Companies tend to hide the case of a cybersecurity breach – for certain reasons, it may be for their good. However, it is not particularly easy to hide an elephant in the room. Acer Incorporated, the Taiwan-based electronic manufacturer fell a victim to yet another breach – and this was uncovered by a fraudster selling the leaked information at one of the Darknet forums.
Acer Breached Around mid-February
A Taiwanese manufacturer of electronics, particularly laptops, tablets and peripherals, was reportedly hacked around mid-February 2023. That information was confirmed by the company the next day, on March 7, 2023. Acer claims that hackers did not get access to users’ data. All the detailed information that is circulating around is sourced from the forum post placed at one of the popular Darknet forums. That post claims a 160+GB leak that contains a huge volume of data related to both products and internal, purely confidential information. The latter contains presentations, binaries related to Acer’s proprietary applications as well as internally-used diagnostic tools, documentation for their products, Replacement Digital Product Keys and a lot of other things. Hacker itself says it is quite hard to classificate all things properly because of the massive volume of information.
To prove the leak, hackers have shown a couple of screenshots. Among them, there is an instruction for system installation, UEFI/BIOS configurations for different system states, results of a new Synaptics touchpad technology evaluation, and even blueprints of some of Acer’s new products. This leak is definitely worse than others, as this time the data is already for sale. It is quite bad even compared to other pity cases that happened to the company earlier.
Yet Another Acer Hack
It is actually not the first time when Acer pops out in the cybersecurity newsletter headlines. In 2021, there were two cases of Acer data leaks as a result of a cyberattack from an infamous REvil gang. The latter breached the company consequently in March and in October. The latter happened days before the beginning of a forced hiatus of this gang, that lasts even to these days. For both incidents, hackers were asking for $50 million in ransom. The company was bidding at $10M, which was expectedly rejected by hackers. The amount of data stolen during the first incident was not disclosed. The second one, however, contained up to 200 GB of data – even more than the Feb 2023 breach.

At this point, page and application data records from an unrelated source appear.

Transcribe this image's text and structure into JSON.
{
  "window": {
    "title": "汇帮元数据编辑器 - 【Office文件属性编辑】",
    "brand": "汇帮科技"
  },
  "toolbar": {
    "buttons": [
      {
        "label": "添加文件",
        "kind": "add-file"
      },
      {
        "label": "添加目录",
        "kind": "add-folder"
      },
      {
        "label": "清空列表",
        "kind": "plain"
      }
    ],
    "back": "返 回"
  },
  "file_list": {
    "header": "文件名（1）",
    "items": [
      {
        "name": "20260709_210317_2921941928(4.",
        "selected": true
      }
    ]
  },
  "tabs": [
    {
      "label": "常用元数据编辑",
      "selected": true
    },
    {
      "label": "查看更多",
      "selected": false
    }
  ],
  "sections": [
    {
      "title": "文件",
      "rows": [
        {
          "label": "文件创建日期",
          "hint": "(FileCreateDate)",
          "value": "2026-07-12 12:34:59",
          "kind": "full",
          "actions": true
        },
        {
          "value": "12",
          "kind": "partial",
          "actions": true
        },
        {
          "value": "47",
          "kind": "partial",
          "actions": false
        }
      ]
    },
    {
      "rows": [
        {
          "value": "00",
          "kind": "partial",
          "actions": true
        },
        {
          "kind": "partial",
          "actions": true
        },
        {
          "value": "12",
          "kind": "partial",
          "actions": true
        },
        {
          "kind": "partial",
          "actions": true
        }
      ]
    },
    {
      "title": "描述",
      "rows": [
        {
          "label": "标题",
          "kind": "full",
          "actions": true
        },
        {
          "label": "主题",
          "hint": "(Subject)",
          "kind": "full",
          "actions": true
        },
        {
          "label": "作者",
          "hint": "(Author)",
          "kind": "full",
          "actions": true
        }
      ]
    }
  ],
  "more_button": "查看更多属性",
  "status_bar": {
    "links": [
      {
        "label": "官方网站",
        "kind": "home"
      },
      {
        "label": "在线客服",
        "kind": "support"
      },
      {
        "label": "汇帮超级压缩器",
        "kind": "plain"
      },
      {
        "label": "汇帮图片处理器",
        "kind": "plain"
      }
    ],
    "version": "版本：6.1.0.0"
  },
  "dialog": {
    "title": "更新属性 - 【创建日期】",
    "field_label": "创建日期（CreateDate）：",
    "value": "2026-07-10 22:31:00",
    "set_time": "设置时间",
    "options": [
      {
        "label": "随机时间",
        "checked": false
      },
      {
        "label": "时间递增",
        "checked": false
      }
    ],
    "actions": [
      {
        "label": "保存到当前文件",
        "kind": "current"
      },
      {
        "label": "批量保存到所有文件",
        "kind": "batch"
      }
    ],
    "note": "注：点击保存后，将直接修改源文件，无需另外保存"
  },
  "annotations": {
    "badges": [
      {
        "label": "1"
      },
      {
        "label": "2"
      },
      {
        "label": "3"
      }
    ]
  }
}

It is noteworthy that the first two hacks were allegedly done through the same security breach. There are rumours that hackers were not leaving the corporate network at all – simply to get back there one day. Obviously, such a practice is possible only if the company does not overhaul its cybersecurity and check up on the damaged systems. Though that says a lot about Acer’s security – but more importantly about the secureness of Acer customers’ data.
Should Acer Users Be Worried?
There are some definite reasons to think about using Acer products if you don’t want your personal data to be exposed. Well, things are not going extremely bad for retail users. They are not bonded with extensive contracts and don’t leave a lot of data. Corporate ones, however, can get their contracts, contact information, and Acer-related deals exposed – and that is suboptimal.
More problems may appear if some of the software products that appear in the leak contain certain vulnerabilities. It creates a whole lineup of hazards. Acer may suffer because leaked data may give the crooks a lead to yet another breach. Companies that use the same software for their purposes will be hurt as well. Application software that goes along with hardware supplied by Acer may be vulnerable as well. This, in turn, expands the ranges of a threat by the orders of magnitude. However, that is only a theory – a scary and pessimistic one. Even the forum post author claims that it struggles to define every category of leaked information. Thus, it may be way less threatening.
Though less threatening does not mean not harmful at all. To prevent possible dangers that emerge from such an unpleasant leak, the best option is to keep your software (and firmware!) updated. You can also add check the cybersecurity news to stay aware if there are any breaches in the programs you use. The baddest thing about zero-day exploitation attacks is that such an offensive is immune to pretty much any counteraction from legacy anti-malware software. Thus using the ones that apply a zero-trust policy by default may be a decent protection option.